I was initially pretty disappointed he didn’t close Gitmo right away, but it was way more complicated than just shutting it up. What were they going to do, just release them all into Cuba and wish them good luck? I mean, my stupid government was fighting with the Obama administration’s attempts to send Omar Khadr back to us, and then when we finally had to take him back they passed a bizarre law that lets them strip people of citizenship to make sure they didn’t have to do something like that again.

On the other hand, I don’t really buy the “otherwise he’d be painted as soft of terror” thing. That’s putting PR above people’s rights and people’s lives. I also think it might be just plain doing it wrong. Everyone is so convinced that their political spin doctors know what they are talking about, but both Trump and Sanders are greatly exceeded expectations by being authentic with people. If he’d eliminated the no-fly list and the republicans said he was soft on terror, he could have just said it was the right thing to do, and that the republicans don’t care about people’s rights.

Or he could have just put all the republican congressmen and senators on the no fly list. That’s what I would have done. Get that thing shut down in a hurry.


#18

Dave Joly, a spokesperson for the screening center, said that it did not publicly confirm or deny whether someone was on the list.

“Disclosure of an individual’s inclusion or non-inclusion in the TSDB [Terrorist Screening Database] or on the no-fly list would significantly impair the government’s ability to investigate and counteract terrorism,” Joly said.

Yeah, there’s no way that somebody could find out they’re on the watch list.

Other than TRYING TO FLY SOMEWHERE

That was such a bullshit argument.


#19

That there is where idealism meets and clashes with reality. There is also the issue of, “What if I let these people go and they go on to kill Americans?” Do you want to live with that? Politically too it would be a death knell.

Exactly, for the reasons outlined in the article. Broad, nebulous power with no oversight is a bad idea.


#20

Yeah, but that reasoning would lead them to lock you and I up as well. I mean, what if?

I met someone who worked on the Canadian cost/benefit analysis of having people surrender small amounts of liquid at airports. Their conclusion was that if it prevented on plane crash in 50 years it would be worth it. So of course the politicians jumped on it.

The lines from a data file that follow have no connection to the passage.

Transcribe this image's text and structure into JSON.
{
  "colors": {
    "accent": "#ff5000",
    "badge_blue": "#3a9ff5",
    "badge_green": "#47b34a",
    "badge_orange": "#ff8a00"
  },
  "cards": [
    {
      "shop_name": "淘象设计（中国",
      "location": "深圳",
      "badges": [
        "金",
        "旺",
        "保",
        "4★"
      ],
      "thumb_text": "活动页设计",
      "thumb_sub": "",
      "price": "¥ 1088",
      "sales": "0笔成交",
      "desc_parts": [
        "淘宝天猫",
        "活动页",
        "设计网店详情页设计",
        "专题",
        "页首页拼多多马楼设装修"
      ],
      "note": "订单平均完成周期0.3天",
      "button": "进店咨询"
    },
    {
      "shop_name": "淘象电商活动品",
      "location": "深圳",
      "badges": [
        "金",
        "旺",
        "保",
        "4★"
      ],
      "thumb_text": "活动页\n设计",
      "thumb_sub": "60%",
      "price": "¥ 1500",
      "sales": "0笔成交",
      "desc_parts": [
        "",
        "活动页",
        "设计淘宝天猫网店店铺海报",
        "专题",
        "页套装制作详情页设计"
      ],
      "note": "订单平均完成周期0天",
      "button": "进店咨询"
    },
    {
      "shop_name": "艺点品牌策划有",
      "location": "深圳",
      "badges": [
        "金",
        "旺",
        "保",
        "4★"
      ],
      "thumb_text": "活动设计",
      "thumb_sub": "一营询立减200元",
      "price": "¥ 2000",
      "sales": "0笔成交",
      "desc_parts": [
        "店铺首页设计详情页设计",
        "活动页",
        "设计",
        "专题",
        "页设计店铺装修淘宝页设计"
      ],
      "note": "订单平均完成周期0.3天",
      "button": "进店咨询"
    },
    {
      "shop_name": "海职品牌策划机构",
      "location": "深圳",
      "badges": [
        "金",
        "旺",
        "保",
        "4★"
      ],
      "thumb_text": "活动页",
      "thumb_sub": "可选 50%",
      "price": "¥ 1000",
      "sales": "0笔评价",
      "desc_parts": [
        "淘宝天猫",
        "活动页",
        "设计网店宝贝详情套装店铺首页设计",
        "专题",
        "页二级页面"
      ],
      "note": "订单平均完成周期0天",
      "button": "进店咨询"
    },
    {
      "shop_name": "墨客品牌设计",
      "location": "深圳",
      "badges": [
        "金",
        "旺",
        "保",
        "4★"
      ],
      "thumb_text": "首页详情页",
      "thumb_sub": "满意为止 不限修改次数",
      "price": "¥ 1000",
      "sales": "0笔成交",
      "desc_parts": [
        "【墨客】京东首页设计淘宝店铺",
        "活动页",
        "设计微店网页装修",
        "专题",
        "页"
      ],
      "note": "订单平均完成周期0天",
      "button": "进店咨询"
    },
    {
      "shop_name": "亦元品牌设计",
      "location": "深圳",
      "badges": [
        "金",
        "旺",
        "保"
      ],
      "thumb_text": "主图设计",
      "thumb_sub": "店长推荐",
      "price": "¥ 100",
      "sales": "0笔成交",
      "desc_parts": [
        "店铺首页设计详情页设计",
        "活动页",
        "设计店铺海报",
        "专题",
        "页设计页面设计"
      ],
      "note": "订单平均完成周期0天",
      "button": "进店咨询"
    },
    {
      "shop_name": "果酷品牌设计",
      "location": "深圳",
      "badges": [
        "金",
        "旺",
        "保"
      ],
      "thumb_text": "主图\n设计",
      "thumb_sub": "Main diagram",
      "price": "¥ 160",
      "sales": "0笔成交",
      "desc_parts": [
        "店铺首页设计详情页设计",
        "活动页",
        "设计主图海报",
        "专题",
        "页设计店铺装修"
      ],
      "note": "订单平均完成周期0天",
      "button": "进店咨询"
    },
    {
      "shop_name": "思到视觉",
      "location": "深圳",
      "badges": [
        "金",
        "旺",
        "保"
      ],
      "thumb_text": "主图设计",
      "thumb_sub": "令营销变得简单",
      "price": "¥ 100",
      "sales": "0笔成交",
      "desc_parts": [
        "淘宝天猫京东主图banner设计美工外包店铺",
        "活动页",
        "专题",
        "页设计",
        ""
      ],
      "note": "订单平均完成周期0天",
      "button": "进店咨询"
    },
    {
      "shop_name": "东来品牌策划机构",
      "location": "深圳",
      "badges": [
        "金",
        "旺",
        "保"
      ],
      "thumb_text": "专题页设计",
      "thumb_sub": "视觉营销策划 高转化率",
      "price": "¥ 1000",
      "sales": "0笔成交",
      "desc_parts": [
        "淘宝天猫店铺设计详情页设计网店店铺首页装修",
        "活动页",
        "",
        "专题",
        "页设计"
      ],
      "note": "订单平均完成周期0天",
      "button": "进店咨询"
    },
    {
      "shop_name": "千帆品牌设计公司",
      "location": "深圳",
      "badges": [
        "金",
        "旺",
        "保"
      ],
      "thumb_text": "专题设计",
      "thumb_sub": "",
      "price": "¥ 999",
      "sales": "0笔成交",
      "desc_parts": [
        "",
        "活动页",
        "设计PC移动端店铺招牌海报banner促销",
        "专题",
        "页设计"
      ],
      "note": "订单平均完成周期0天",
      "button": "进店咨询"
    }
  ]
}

But the history of aviation has about 2 major (80+ people) airliner crashes a year, and extremely few of those are terrorism related, 1 in 50 years would be about a 1% overall reduction in major airline crashes worldwide because of liquids in Canadian airports. That’s absurd, it could never happen.

But politicians make terrible decisions based on fear of political consequences. That I don’t have much sympathy with, even though it means I basically think that everyone is a terrible incompetent idiot in proportion to the amount of authority they have.